By building software in the open, public sector organisations will be able to learn from each other in a real and direct way. This means being public about failures as well as successes. In the same way that I know the names of the developers of NHibernate and the Castle Project (two very successful open source projects), the names and reputations of the technologists and managers behind successful public sector projects will also be well known. When an organisation is considering a major new build they will know who to turn to, not on the basis of slick presentations, but on real measurable results.
An example of successful in-house development
I’ve just finished a very pleasant year working as a technical-architecture consultant with the UK’s Pensions Regulator (TPR) which is part of the Department for Work and Pensions. It is public knowledge that this department has been asked to prepare estimates for 25% to 40% cuts.
TPR’s work as a regulator is predominantly casework based. They monitor UK private sector pensions, risk-assess them, and provide advice to trustees. The case management process has been handled historically using a combination of off-the-shelf software products, spreadsheets and word documents. A dedicated case-management system was desperately needed.
Now you might think that you can buy a case-management system off the shelf, and yes, you can. But you can’t buy one specialised for managing pension regulation. Any product would have to be deeply customised. It would also need to be integrated with the rest of TPR’s systems to be effective. Some effort was expended looking at commercial alternatives, most with costs of around £100,000+. This does not include the customisations, which would, of course, have to be carried out by the supplier. The cost of the consultancy work could only be estimated from detailed specifications, the creation of which would have imposed considerable extra cost to TPR. There is little doubt that the internal and consultancy costs would have easily outweighed the ticket price.

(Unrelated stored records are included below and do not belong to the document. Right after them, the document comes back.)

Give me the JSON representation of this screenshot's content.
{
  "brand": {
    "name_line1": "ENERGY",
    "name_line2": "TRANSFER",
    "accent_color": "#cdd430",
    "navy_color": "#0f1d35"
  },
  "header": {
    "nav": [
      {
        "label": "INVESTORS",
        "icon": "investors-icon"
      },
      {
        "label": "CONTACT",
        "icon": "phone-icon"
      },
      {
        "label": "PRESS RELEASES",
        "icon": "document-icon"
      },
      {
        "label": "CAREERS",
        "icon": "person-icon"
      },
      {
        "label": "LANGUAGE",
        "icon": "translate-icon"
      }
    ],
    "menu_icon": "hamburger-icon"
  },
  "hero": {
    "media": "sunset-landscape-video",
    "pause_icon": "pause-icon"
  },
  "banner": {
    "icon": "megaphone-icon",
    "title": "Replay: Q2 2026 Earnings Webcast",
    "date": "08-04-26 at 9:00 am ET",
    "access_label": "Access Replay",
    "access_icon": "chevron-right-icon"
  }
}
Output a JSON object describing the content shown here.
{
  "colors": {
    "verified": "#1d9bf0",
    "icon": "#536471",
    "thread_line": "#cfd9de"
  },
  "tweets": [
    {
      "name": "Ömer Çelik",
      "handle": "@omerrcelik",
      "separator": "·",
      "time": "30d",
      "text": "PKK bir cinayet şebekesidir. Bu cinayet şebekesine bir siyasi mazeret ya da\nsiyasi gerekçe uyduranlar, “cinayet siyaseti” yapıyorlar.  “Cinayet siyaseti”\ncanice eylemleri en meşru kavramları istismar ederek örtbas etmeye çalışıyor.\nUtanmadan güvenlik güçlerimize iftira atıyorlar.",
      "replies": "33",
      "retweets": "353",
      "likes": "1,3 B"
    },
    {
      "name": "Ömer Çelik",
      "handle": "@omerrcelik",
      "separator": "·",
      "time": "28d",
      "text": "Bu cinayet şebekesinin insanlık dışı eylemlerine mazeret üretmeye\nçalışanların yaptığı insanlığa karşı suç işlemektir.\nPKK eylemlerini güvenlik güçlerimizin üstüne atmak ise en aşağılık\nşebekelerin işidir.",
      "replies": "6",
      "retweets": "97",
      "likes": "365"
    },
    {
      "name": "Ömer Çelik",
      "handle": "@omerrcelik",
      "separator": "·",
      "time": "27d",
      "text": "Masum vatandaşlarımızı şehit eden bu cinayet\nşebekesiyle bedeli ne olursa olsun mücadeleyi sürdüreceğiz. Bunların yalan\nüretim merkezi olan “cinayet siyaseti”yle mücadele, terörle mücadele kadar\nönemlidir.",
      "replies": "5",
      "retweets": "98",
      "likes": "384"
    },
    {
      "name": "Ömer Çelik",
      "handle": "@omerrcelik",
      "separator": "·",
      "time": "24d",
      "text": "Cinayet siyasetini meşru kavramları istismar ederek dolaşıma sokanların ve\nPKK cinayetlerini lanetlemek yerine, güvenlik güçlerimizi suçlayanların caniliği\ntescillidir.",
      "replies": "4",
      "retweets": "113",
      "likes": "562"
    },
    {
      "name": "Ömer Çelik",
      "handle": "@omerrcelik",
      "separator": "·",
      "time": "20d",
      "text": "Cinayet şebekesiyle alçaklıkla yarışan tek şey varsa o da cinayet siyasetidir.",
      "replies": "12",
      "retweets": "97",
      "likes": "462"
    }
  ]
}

But luckily TPR, for historical reasons, has a strong internal software development team. So after some debate, it was decided to build a bespoke case-management system from scratch. This took a team of two developers around 7 weeks to complete with a conservatively estimated cost of around £30,000. That’s right, building bespoke software in-house was at most 30% of the cost of using an external supplier. Because the system was built in-house there was no need for lengthy contract negotiations and detailed specifications, instead we built it incrementally with constant input from the case management team. They got exactly what they needed at a fraction of the cost.
Going forward, there won’t be any need for expensive maintenance contracts and huge costs for each change or refinement, because it can all be done in-house. Of course TPR need to maintain their development team, but I firmly believe that those guys are a lot cheaper than the outsourced alternative.
It’s a piece of software that I was very proud to have been a part of. It would have been useful to other public (and private) sector organisations, not simply as a casework system, but as a demonstration of a particular technology stack and methodology. It would also have been an excellent advertisement for the technical prowess of the team. It’s a real shame that this great success story can’t be told outside the confines of TPR. You will never get to see the beautifully factored code with over 1500 unit tests, or know the names of the people who put it together.
So, Mr Cameron, here’s something truly radical you could do that fits wholeheartedly with your aims for a more open and inclusive government:
open source it!